Regardless of the type of loan you want, your lender will likely start processing your application by pulling a consumer credit report. What is that? It's a history of credit you have been granted, how well you have paid previous loans back, and how "at risk" you are as a borrower. The score given with your report is often directly tied to the loan rate you are offered, so it is an important component of your loan and greatly impacts the price you pay (see this example). More importantly, it impacts your financial future in several areas.
As a borrower, what if you had the opportunity to see your credit score or history first? You do, with a few of these services that are available at little or no cost:
Credit reports are also not perfect, so checking yours gives you an opportunity to review and dispute items that may not be correct, especially if they are resulting in a lower credit score or adverse credit history for you. Creditors are required to investigate and respond to certain errors, so be sure you know your rights as a creditor and avoid these common errors. Also, keep in mind that the Consumer Financial Protection Bureau is available if you have problems getting resolution.

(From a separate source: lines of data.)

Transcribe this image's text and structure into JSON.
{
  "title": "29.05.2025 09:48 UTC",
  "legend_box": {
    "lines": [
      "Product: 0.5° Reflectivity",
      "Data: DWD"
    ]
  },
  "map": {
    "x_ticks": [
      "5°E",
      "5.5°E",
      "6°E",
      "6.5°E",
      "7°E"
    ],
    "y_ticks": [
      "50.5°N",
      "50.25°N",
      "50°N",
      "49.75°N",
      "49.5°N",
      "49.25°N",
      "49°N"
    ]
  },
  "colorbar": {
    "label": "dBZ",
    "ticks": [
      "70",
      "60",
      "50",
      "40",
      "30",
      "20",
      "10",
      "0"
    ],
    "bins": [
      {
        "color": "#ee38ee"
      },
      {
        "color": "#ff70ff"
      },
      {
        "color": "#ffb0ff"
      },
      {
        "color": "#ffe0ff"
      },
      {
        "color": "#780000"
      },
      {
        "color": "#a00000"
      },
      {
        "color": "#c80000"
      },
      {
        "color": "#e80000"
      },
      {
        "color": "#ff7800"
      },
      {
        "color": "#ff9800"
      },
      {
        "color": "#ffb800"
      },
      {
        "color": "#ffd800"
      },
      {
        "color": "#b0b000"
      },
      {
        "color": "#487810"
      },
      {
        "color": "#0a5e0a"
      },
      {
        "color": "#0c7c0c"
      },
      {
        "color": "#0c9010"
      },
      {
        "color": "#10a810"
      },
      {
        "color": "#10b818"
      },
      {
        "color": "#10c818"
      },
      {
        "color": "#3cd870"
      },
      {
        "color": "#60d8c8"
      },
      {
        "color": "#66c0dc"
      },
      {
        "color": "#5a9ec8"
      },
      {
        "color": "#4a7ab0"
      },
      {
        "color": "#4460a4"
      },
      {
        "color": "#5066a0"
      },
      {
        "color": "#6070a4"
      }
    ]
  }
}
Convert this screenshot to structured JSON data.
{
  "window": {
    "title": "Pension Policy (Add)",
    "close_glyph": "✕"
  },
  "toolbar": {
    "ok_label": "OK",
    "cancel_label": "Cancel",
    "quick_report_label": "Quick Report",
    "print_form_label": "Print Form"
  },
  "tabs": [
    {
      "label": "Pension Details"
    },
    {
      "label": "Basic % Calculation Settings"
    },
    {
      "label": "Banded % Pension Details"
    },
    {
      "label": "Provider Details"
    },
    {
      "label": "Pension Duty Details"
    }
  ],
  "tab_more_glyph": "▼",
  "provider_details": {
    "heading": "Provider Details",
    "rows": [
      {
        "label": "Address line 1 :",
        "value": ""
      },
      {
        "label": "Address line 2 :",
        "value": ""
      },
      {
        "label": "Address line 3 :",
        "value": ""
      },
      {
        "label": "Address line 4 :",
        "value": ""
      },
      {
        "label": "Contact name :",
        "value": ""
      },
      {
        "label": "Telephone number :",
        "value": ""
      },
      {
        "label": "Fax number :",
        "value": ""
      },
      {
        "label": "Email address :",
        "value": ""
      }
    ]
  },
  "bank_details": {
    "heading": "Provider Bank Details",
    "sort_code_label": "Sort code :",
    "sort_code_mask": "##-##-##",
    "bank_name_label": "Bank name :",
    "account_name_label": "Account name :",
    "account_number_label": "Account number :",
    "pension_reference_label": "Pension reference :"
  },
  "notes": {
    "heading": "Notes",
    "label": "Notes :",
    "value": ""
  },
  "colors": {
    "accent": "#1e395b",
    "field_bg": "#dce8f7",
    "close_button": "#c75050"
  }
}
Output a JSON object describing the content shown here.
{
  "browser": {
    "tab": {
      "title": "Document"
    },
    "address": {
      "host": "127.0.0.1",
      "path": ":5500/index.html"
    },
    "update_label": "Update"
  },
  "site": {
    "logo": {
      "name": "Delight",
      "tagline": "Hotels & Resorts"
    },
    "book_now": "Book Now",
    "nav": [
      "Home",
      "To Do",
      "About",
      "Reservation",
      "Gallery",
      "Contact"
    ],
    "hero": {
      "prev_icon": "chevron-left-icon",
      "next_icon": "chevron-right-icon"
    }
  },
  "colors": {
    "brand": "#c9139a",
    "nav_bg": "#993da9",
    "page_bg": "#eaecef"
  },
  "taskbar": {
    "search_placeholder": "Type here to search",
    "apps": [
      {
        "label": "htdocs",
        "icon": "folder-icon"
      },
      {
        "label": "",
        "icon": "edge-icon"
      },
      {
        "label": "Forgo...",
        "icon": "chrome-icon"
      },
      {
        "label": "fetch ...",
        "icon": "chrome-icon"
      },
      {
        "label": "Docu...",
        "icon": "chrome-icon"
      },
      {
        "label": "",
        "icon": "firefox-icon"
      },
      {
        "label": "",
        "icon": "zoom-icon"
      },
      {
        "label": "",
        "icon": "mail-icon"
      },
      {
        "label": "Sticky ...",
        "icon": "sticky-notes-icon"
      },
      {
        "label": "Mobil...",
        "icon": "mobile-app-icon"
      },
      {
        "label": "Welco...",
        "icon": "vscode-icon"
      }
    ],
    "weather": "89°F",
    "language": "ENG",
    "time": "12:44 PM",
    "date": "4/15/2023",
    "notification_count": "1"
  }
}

This month, we explore the topic of Preparing for a Loan, so here are some additional resources to consider.